• **TO DO**
Only lines with the word "name" are wanted; copy each of them from the listing below.

• **INPUT DATA**
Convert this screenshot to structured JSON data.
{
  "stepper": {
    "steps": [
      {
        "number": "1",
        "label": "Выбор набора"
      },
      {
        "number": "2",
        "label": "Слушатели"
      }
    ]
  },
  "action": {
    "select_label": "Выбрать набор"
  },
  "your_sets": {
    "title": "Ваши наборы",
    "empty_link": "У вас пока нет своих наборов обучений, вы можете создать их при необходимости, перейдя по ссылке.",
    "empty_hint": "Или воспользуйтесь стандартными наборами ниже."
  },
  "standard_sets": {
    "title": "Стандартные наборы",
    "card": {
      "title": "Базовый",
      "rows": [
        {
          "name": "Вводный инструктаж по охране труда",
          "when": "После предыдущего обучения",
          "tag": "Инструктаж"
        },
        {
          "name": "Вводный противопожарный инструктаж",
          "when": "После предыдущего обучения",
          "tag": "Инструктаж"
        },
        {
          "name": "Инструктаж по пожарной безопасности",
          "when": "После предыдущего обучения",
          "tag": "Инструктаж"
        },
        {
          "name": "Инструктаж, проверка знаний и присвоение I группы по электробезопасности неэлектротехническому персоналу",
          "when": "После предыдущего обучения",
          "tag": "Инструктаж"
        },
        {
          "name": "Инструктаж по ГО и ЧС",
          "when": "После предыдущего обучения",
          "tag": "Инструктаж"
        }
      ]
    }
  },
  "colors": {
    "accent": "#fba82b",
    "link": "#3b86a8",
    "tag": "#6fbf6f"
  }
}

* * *

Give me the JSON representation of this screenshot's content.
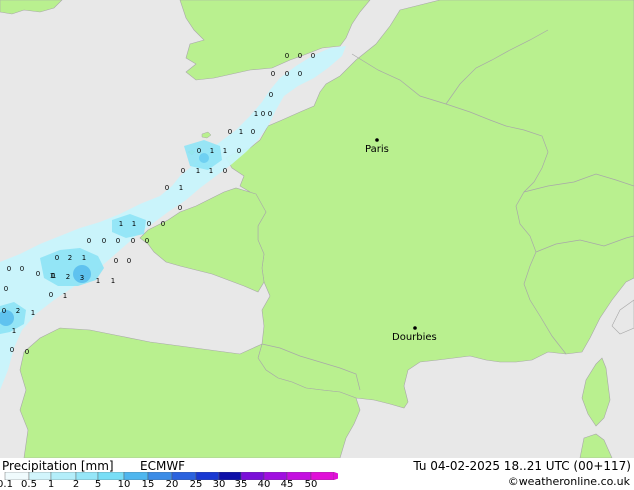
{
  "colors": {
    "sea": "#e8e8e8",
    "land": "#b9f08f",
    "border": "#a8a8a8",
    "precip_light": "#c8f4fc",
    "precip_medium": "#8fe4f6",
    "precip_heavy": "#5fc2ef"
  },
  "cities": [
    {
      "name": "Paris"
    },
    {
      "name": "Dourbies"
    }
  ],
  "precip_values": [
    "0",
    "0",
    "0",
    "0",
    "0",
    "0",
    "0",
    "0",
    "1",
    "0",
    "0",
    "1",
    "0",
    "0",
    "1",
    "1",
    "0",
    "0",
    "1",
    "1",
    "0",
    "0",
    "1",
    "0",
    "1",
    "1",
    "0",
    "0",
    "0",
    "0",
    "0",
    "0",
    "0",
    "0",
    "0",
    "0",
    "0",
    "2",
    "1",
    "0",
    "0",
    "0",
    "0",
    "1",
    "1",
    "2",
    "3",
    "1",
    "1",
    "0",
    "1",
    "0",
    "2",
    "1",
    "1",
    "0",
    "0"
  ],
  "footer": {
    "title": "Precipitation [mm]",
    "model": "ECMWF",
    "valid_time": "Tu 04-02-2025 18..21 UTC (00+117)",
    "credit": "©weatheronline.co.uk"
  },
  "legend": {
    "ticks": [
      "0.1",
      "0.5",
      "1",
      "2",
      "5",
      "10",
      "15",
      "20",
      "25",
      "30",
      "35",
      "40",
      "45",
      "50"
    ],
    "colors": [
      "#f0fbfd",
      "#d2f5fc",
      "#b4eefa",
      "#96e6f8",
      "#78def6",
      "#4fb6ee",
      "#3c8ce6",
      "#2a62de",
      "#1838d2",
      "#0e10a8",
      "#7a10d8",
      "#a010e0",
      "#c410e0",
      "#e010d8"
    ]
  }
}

• **ANSWER TO THIS EXERCISE**
          "name": "Вводный инструктаж по охране труда",
          "name": "Вводный противопожарный инструктаж",
          "name": "Инструктаж по пожарной безопасности",
          "name": "Инструктаж, проверка знаний и присвоение I группы по электробезопасности неэлектротехническому персоналу",
          "name": "Инструктаж по ГО и ЧС",
      "name": "Paris"
      "name": "Dourbies"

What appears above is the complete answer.